▸ About this exercise
Nothing should differ between your answer and the records.

▸ Task inputs
**********
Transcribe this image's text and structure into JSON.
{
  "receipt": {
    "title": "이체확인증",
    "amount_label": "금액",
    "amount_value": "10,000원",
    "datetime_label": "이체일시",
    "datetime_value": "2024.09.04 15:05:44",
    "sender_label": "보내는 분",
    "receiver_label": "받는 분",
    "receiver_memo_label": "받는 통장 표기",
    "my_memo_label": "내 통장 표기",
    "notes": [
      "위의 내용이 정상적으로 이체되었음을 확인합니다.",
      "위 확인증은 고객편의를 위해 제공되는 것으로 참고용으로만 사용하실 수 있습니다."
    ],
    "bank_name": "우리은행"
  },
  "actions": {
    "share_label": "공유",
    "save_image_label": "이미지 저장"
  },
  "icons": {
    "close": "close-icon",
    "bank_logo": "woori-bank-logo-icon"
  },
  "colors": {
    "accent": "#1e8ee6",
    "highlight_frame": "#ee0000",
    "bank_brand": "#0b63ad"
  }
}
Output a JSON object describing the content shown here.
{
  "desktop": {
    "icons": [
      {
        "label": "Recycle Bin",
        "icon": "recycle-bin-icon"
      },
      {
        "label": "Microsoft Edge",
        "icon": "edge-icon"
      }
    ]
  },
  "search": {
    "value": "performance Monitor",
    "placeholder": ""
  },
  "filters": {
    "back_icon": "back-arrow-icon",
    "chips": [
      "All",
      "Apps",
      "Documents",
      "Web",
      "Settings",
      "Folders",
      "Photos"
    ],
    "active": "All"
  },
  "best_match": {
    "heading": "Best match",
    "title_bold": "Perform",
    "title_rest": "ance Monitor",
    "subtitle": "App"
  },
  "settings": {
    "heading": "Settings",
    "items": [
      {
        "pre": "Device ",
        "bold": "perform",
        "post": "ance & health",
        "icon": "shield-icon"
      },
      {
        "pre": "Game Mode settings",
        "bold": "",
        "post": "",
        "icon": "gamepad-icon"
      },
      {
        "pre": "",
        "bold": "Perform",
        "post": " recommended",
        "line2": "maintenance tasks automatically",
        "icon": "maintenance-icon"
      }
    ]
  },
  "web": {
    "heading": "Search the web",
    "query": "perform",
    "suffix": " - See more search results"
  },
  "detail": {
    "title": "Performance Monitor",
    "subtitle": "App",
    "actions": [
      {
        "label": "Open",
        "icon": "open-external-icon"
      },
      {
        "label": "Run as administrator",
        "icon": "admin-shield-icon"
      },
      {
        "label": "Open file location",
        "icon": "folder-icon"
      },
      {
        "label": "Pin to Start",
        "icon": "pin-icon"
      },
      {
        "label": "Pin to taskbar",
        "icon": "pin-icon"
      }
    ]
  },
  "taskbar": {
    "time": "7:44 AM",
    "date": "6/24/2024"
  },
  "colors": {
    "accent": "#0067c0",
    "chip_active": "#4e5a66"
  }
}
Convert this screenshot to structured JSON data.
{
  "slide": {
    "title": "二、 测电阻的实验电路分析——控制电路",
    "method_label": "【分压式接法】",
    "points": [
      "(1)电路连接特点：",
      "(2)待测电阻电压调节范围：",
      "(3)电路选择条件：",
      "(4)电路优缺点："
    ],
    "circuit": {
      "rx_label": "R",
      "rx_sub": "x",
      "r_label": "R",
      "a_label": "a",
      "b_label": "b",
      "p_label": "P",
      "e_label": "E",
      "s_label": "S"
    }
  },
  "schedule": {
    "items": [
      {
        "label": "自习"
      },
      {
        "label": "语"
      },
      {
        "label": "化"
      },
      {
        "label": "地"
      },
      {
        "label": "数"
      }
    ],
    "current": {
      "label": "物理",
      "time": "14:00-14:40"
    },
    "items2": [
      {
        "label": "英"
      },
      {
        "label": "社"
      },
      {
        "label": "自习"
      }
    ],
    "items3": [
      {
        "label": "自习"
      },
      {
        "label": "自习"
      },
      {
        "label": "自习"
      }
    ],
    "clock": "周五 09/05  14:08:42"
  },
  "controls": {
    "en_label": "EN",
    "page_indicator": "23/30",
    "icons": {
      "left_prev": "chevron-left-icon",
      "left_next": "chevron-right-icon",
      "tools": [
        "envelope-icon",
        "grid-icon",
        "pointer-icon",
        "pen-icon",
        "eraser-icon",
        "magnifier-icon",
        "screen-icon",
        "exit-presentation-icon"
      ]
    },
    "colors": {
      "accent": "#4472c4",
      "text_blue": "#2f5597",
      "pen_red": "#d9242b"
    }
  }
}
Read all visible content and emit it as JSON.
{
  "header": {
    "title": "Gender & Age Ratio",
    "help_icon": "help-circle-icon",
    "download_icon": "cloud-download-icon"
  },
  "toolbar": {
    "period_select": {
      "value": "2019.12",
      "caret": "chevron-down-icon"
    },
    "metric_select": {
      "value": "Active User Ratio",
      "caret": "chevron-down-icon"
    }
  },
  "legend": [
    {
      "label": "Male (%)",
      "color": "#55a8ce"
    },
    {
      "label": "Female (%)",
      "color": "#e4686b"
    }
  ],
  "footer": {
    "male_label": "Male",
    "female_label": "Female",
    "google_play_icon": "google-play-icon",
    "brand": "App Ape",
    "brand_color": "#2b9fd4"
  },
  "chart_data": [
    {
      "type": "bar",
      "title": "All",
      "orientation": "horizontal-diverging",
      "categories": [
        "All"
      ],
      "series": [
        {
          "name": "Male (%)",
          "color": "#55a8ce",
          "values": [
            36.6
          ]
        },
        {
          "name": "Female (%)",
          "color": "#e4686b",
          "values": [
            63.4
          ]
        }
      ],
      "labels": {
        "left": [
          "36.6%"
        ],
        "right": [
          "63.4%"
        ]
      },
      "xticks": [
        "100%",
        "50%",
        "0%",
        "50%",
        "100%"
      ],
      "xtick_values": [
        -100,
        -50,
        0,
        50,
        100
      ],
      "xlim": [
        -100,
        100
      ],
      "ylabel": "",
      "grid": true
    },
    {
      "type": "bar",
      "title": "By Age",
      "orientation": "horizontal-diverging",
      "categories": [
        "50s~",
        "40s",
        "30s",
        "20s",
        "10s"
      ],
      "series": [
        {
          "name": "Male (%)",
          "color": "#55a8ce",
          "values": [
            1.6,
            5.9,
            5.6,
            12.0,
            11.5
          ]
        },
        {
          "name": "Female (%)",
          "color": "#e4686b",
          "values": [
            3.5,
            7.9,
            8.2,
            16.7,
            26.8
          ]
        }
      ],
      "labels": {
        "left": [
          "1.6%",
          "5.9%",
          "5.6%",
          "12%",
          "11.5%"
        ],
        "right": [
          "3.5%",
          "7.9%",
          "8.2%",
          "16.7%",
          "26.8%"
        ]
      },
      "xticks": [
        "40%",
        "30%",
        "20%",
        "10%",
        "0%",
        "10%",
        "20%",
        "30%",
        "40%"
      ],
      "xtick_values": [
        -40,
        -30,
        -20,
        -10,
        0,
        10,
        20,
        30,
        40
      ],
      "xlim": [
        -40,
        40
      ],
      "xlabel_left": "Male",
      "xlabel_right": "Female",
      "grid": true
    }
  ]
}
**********
▸ Result below
Transcribe this image's text and structure into JSON.
{
  "receipt": {
    "title": "이체확인증",
    "amount_label": "금액",
    "amount_value": "10,000원",
    "datetime_label": "이체일시",
    "datetime_value": "2024.09.04 15:05:44",
    "sender_label": "보내는 분",
    "receiver_label": "받는 분",
    "receiver_memo_label": "받는 통장 표기",
    "my_memo_label": "내 통장 표기",
    "notes": [
      "위의 내용이 정상적으로 이체되었음을 확인합니다.",
      "위 확인증은 고객편의를 위해 제공되는 것으로 참고용으로만 사용하실 수 있습니다."
    ],
    "bank_name": "우리은행"
  },
  "actions": {
    "share_label": "공유",
    "save_image_label": "이미지 저장"
  },
  "icons": {
    "close": "close-icon",
    "bank_logo": "woori-bank-logo-icon"
  },
  "colors": {
    "accent": "#1e8ee6",
    "highlight_frame": "#ee0000",
    "bank_brand": "#0b63ad"
  }
}
Output a JSON object describing the content shown here.
{
  "desktop": {
    "icons": [
      {
        "label": "Recycle Bin",
        "icon": "recycle-bin-icon"
      },
      {
        "label": "Microsoft Edge",
        "icon": "edge-icon"
      }
    ]
  },
  "search": {
    "value": "performance Monitor",
    "placeholder": ""
  },
  "filters": {
    "back_icon": "back-arrow-icon",
    "chips": [
      "All",
      "Apps",
      "Documents",
      "Web",
      "Settings",
      "Folders",
      "Photos"
    ],
    "active": "All"
  },
  "best_match": {
    "heading": "Best match",
    "title_bold": "Perform",
    "title_rest": "ance Monitor",
    "subtitle": "App"
  },
  "settings": {
    "heading": "Settings",
    "items": [
      {
        "pre": "Device ",
        "bold": "perform",
        "post": "ance & health",
        "icon": "shield-icon"
      },
      {
        "pre": "Game Mode settings",
        "bold": "",
        "post": "",
        "icon": "gamepad-icon"
      },
      {
        "pre": "",
        "bold": "Perform",
        "post": " recommended",
        "line2": "maintenance tasks automatically",
        "icon": "maintenance-icon"
      }
    ]
  },
  "web": {
    "heading": "Search the web",
    "query": "perform",
    "suffix": " - See more search results"
  },
  "detail": {
    "title": "Performance Monitor",
    "subtitle": "App",
    "actions": [
      {
        "label": "Open",
        "icon": "open-external-icon"
      },
      {
        "label": "Run as administrator",
        "icon": "admin-shield-icon"
      },
      {
        "label": "Open file location",
        "icon": "folder-icon"
      },
      {
        "label": "Pin to Start",
        "icon": "pin-icon"
      },
      {
        "label": "Pin to taskbar",
        "icon": "pin-icon"
      }
    ]
  },
  "taskbar": {
    "time": "7:44 AM",
    "date": "6/24/2024"
  },
  "colors": {
    "accent": "#0067c0",
    "chip_active": "#4e5a66"
  }
}
Convert this screenshot to structured JSON data.
{
  "slide": {
    "title": "二、 测电阻的实验电路分析——控制电路",
    "method_label": "【分压式接法】",
    "points": [
      "(1)电路连接特点：",
      "(2)待测电阻电压调节范围：",
      "(3)电路选择条件：",
      "(4)电路优缺点："
    ],
    "circuit": {
      "rx_label": "R",
      "rx_sub": "x",
      "r_label": "R",
      "a_label": "a",
      "b_label": "b",
      "p_label": "P",
      "e_label": "E",
      "s_label": "S"
    }
  },
  "schedule": {
    "items": [
      {
        "label": "自习"
      },
      {
        "label": "语"
      },
      {
        "label": "化"
      },
      {
        "label": "地"
      },
      {
        "label": "数"
      }
    ],
    "current": {
      "label": "物理",
      "time": "14:00-14:40"
    },
    "items2": [
      {
        "label": "英"
      },
      {
        "label": "社"
      },
      {
        "label": "自习"
      }
    ],
    "items3": [
      {
        "label": "自习"
      },
      {
        "label": "自习"
      },
      {
        "label": "自习"
      }
    ],
    "clock": "周五 09/05  14:08:42"
  },
  "controls": {
    "en_label": "EN",
    "page_indicator": "23/30",
    "icons": {
      "left_prev": "chevron-left-icon",
      "left_next": "chevron-right-icon",
      "tools": [
        "envelope-icon",
        "grid-icon",
        "pointer-icon",
        "pen-icon",
        "eraser-icon",
        "magnifier-icon",
        "screen-icon",
        "exit-presentation-icon"
      ]
    },
    "colors": {
      "accent": "#4472c4",
      "text_blue": "#2f5597",
      "pen_red": "#d9242b"
    }
  }
}
Read all visible content and emit it as JSON.
{
  "header": {
    "title": "Gender & Age Ratio",
    "help_icon": "help-circle-icon",
    "download_icon": "cloud-download-icon"
  },
  "toolbar": {
    "period_select": {
      "value": "2019.12",
      "caret": "chevron-down-icon"
    },
    "metric_select": {
      "value": "Active User Ratio",
      "caret": "chevron-down-icon"
    }
  },
  "legend": [
    {
      "label": "Male (%)",
      "color": "#55a8ce"
    },
    {
      "label": "Female (%)",
      "color": "#e4686b"
    }
  ],
  "footer": {
    "male_label": "Male",
    "female_label": "Female",
    "google_play_icon": "google-play-icon",
    "brand": "App Ape",
    "brand_color": "#2b9fd4"
  },
  "chart_data": [
    {
      "type": "bar",
      "title": "All",
      "orientation": "horizontal-diverging",
      "categories": [
        "All"
      ],
      "series": [
        {
          "name": "Male (%)",
          "color": "#55a8ce",
          "values": [
            36.6
          ]
        },
        {
          "name": "Female (%)",
          "color": "#e4686b",
          "values": [
            63.4
          ]
        }
      ],
      "labels": {
        "left": [
          "36.6%"
        ],
        "right": [
          "63.4%"
        ]
      },
      "xticks": [
        "100%",
        "50%",
        "0%",
        "50%",
        "100%"
      ],
      "xtick_values": [
        -100,
        -50,
        0,
        50,
        100
      ],
      "xlim": [
        -100,
        100
      ],
      "ylabel": "",
      "grid": true
    },
    {
      "type": "bar",
      "title": "By Age",
      "orientation": "horizontal-diverging",
      "categories": [
        "50s~",
        "40s",
        "30s",
        "20s",
        "10s"
      ],
      "series": [
        {
          "name": "Male (%)",
          "color": "#55a8ce",
          "values": [
            1.6,
            5.9,
            5.6,
            12.0,
            11.5
          ]
        },
        {
          "name": "Female (%)",
          "color": "#e4686b",
          "values": [
            3.5,
            7.9,
            8.2,
            16.7,
            26.8
          ]
        }
      ],
      "labels": {
        "left": [
          "1.6%",
          "5.9%",
          "5.6%",
          "12%",
          "11.5%"
        ],
        "right": [
          "3.5%",
          "7.9%",
          "8.2%",
          "16.7%",
          "26.8%"
        ]
      },
      "xticks": [
        "40%",
        "30%",
        "20%",
        "10%",
        "0%",
        "10%",
        "20%",
        "30%",
        "40%"
      ],
      "xtick_values": [
        -40,
        -30,
        -20,
        -10,
        0,
        10,
        20,
        30,
        40
      ],
      "xlim": [
        -40,
        40
      ],
      "xlabel_left": "Male",
      "xlabel_right": "Female",
      "grid": true
    }
  ]
}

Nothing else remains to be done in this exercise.